**DIRECTIONS**
Drop the pictures, then repeat every record exactly as it stands.

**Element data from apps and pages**
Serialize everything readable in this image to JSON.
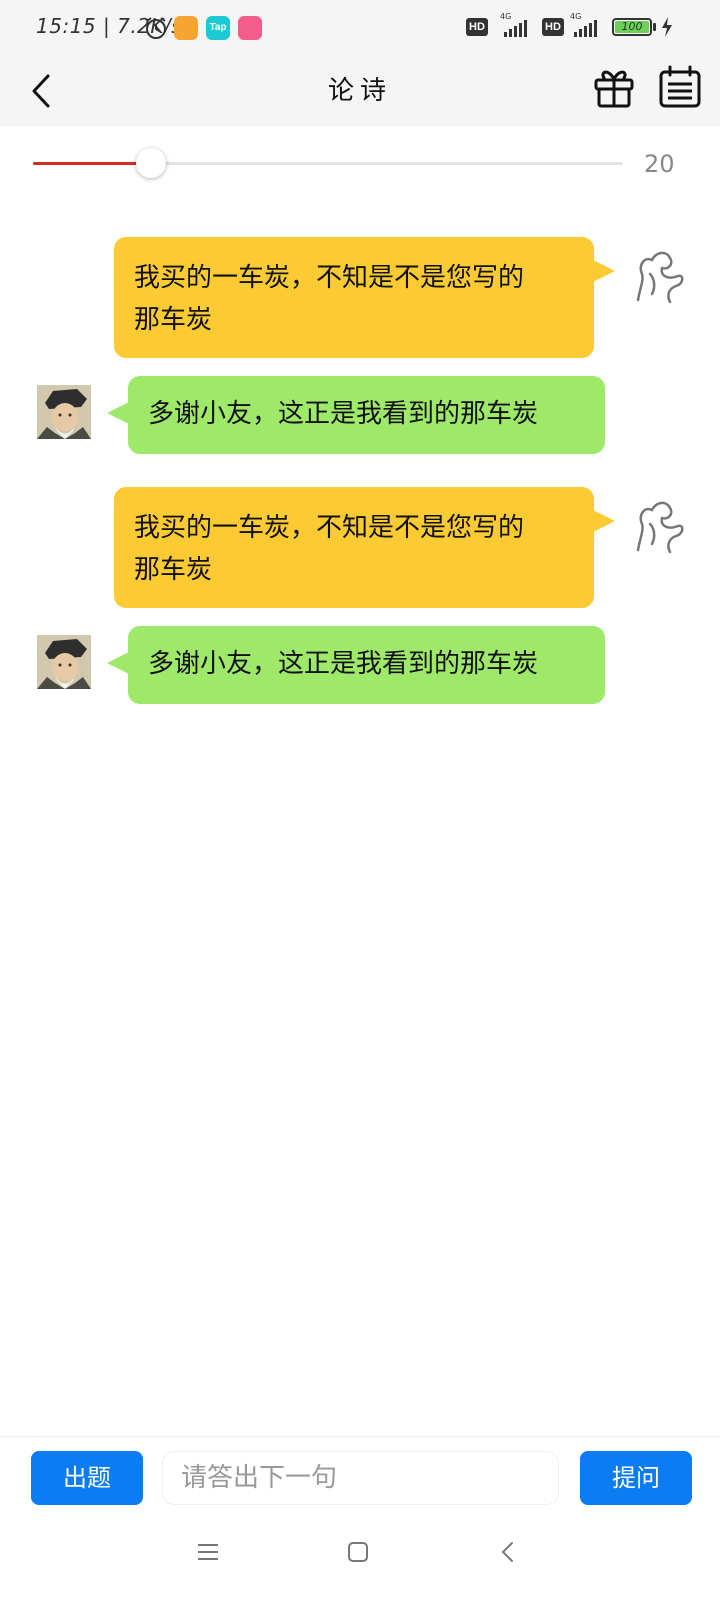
{
  "status": {
    "time_speed": "15:15 | 7.2K/s",
    "app_icon_tap_label": "Tap",
    "hd1": "HD",
    "net1": "4G",
    "hd2": "HD",
    "net2": "4G",
    "battery_level": "100"
  },
  "header": {
    "title": "论诗"
  },
  "slider": {
    "value": "20",
    "fill_fraction": 0.2
  },
  "messages": [
    {
      "role": "user",
      "text_line1": "我买的一车炭，不知是不是您写的",
      "text_line2": "那车炭"
    },
    {
      "role": "bot",
      "text": "多谢小友，这正是我看到的那车炭"
    },
    {
      "role": "user",
      "text_line1": "我买的一车炭，不知是不是您写的",
      "text_line2": "那车炭"
    },
    {
      "role": "bot",
      "text": "多谢小友，这正是我看到的那车炭"
    }
  ],
  "bottom": {
    "question_button": "出题",
    "answer_placeholder": "请答出下一句",
    "ask_button": "提问"
  },
  "colors": {
    "user_bubble": "#fcca33",
    "bot_bubble": "#9ee96a",
    "accent_blue": "#0b7cf2",
    "slider_red": "#d42a24"
  },
  "icons": {
    "back": "chevron-left-icon",
    "gift": "gift-icon",
    "menu": "list-menu-icon",
    "user_avatar": "sketch-avatar-icon",
    "bot_avatar": "poet-portrait-icon"
  }
}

**TASK RESULT**
Serialize everything readable in this image to JSON.
{
  "status": {
    "time_speed": "15:15 | 7.2K/s",
    "app_icon_tap_label": "Tap",
    "hd1": "HD",
    "net1": "4G",
    "hd2": "HD",
    "net2": "4G",
    "battery_level": "100"
  },
  "header": {
    "title": "论诗"
  },
  "slider": {
    "value": "20",
    "fill_fraction": 0.2
  },
  "messages": [
    {
      "role": "user",
      "text_line1": "我买的一车炭，不知是不是您写的",
      "text_line2": "那车炭"
    },
    {
      "role": "bot",
      "text": "多谢小友，这正是我看到的那车炭"
    },
    {
      "role": "user",
      "text_line1": "我买的一车炭，不知是不是您写的",
      "text_line2": "那车炭"
    },
    {
      "role": "bot",
      "text": "多谢小友，这正是我看到的那车炭"
    }
  ],
  "bottom": {
    "question_button": "出题",
    "answer_placeholder": "请答出下一句",
    "ask_button": "提问"
  },
  "colors": {
    "user_bubble": "#fcca33",
    "bot_bubble": "#9ee96a",
    "accent_blue": "#0b7cf2",
    "slider_red": "#d42a24"
  },
  "icons": {
    "back": "chevron-left-icon",
    "gift": "gift-icon",
    "menu": "list-menu-icon",
    "user_avatar": "sketch-avatar-icon",
    "bot_avatar": "poet-portrait-icon"
  }
}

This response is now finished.